Ted Rogers, founder of Canada’s largest cable-television and mobile-phone company and owner of the Toronto Blue Jays’ baseball team, died in his Toronto home Tuesday. He was 75..
Rogers, long listed as one of Canada’s wealthiest people, had been hospitalized in October for an existing heart condition. Despite his failing health, Rogers continued to live up to his reputation of being a relentless businessman, working from his hospital bed.
Bespectacled, tall and sandy-haired, Rogers was known as a workaholic, a demanding boss and a stubborn leader.
In his recent autobiography, “Relentless: The True Story of the Man Behind Rogers Communications,” Rogers described the resistance he faced when he asked his board of directors to invest $500,000 Canadian dollars ($403,000) in wireless technology in 1983.
“Every board member voted against me, even my wife,” he wrote.
“They forced me to put my own money on the line, which I did. I just knew wireless was the next big thing and I wasn’t about to miss it.”
Rogers’ investment turned into Canada’s largest cell phone company.
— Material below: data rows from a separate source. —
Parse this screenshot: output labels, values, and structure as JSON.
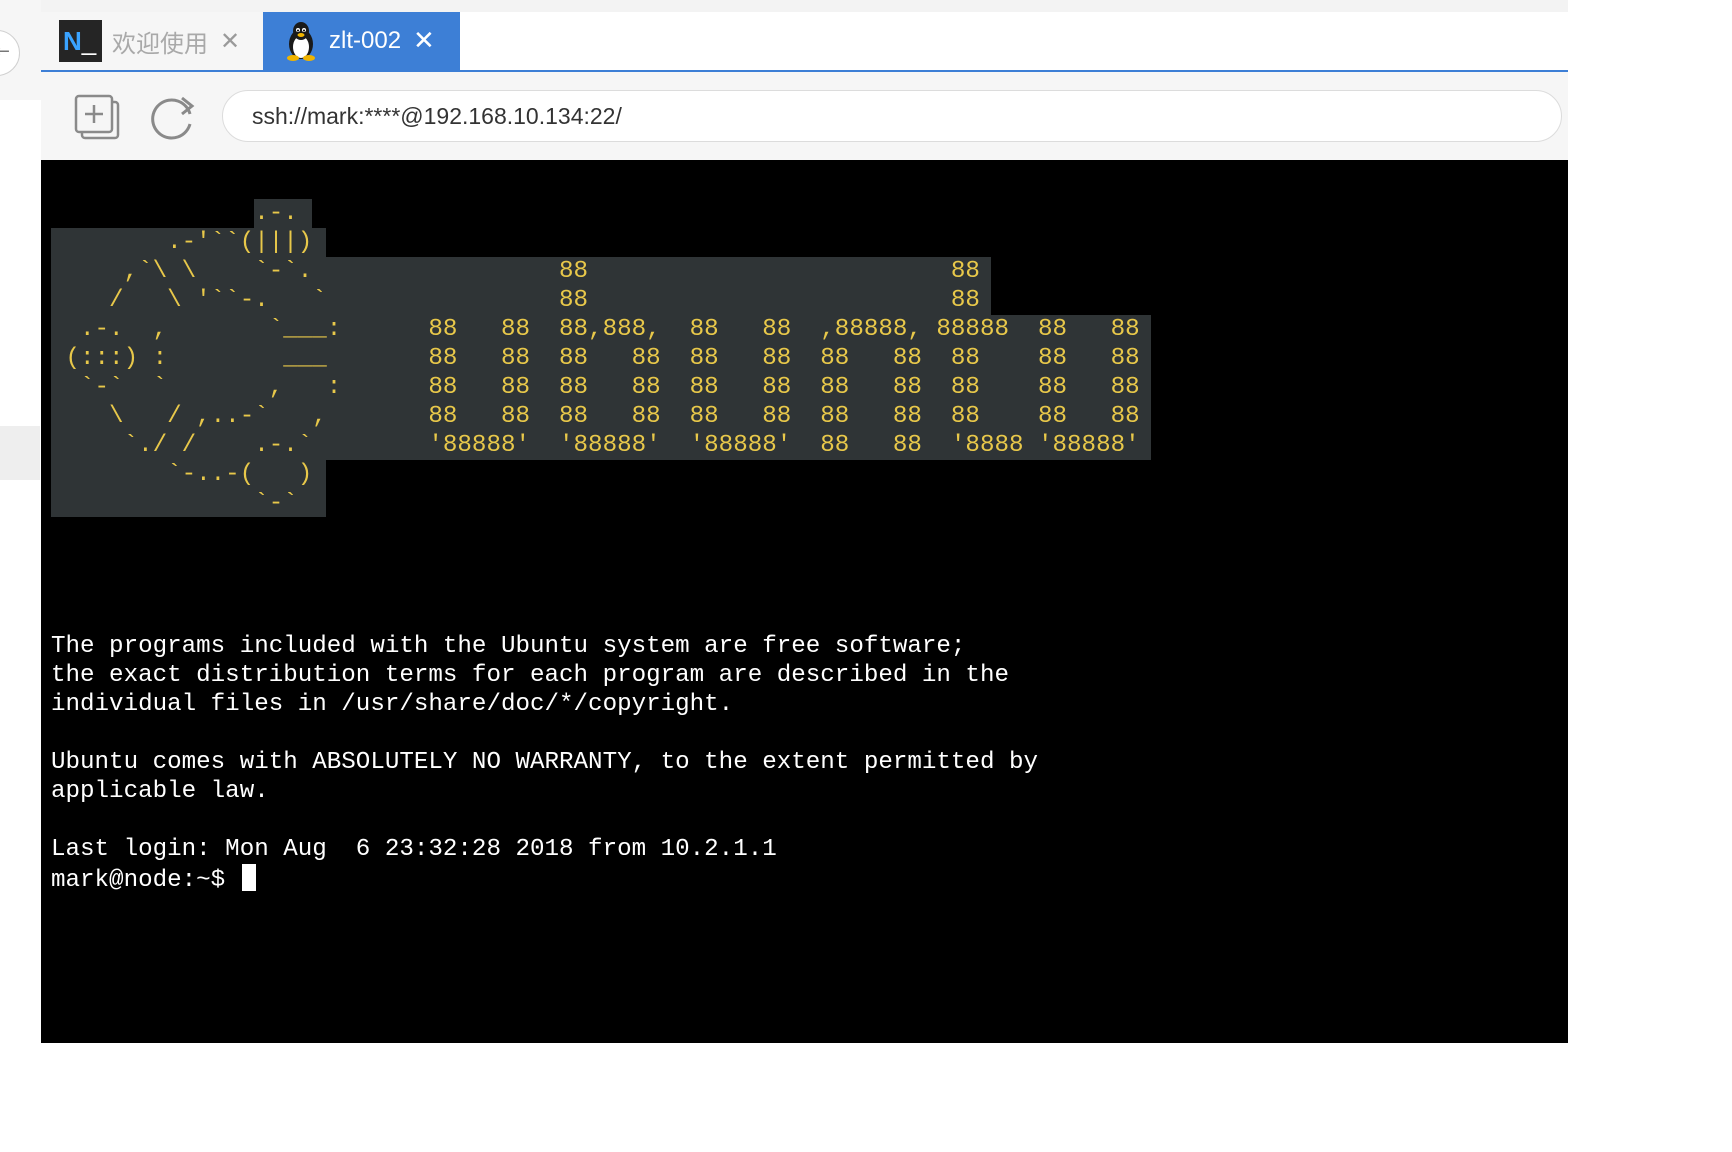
{
  "tabs": [
    {
      "label": "欢迎使用",
      "icon": "nxshell-logo-icon",
      "logo_text": "N",
      "active": false
    },
    {
      "label": "zlt-002",
      "icon": "linux-penguin-icon",
      "active": true
    }
  ],
  "toolbar": {
    "new_tab_icon": "new-tab-icon",
    "refresh_icon": "refresh-icon",
    "address": "ssh://mark:****@192.168.10.134:22/"
  },
  "terminal": {
    "ascii_logo": [
      "              .-.",
      "        .-'``(|||)",
      "     ,`\\ \\    `-`.                 88                         88",
      "    /   \\ '``-.   `                88                         88",
      "  .-.  ,       `___:      88   88  88,888,  88   88  ,88888, 88888  88   88",
      " (:::) :        ___       88   88  88   88  88   88  88   88  88    88   88",
      "  `-`  `       ,   :      88   88  88   88  88   88  88   88  88    88   88",
      "    \\   / ,..-`   ,       88   88  88   88  88   88  88   88  88    88   88",
      "     `./ /    .-.`        '88888'  '88888'  '88888'  88   88  '8888 '88888'",
      "        `-..-(   )",
      "              `-`"
    ],
    "motd": [
      "The programs included with the Ubuntu system are free software;",
      "the exact distribution terms for each program are described in the",
      "individual files in /usr/share/doc/*/copyright.",
      "",
      "Ubuntu comes with ABSOLUTELY NO WARRANTY, to the extent permitted by",
      "applicable law.",
      "",
      "Last login: Mon Aug  6 23:32:28 2018 from 10.2.1.1"
    ],
    "prompt": "mark@node:~$ "
  },
  "colors": {
    "accent": "#3d7fd6",
    "terminal_bg": "#000000",
    "logo_bg": "#2f3436",
    "logo_fg": "#e8c84a"
  }
}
Today Rogers Communications employs 24,000 people and is worth about 18 billion Canadian dollars.
Rogers Communications said its board plans to form a special committee to lead a search for internal and external candidates to succeed Rogers as chief executive. In the interim, chairman and acting CEO Alan Horn will also lead the company’s office of the president, it said in a statement on Tuesday.
The list of potential CEOs is headed by Ted Rogers’ son Edward, president of Rogers Cable, and daughter Melinda, a vice president of the corporation.
Its shares trade on the Toronto Stock Exchange and the New York Stock Exchange.
Rogers Communications’ other assets include Maclean’s and Chatelaine magazines and Rogers Center, home of the Blue Jays. The company bought the club in 2000 and Rogers Center, formerly known as the SkyDome, several years later.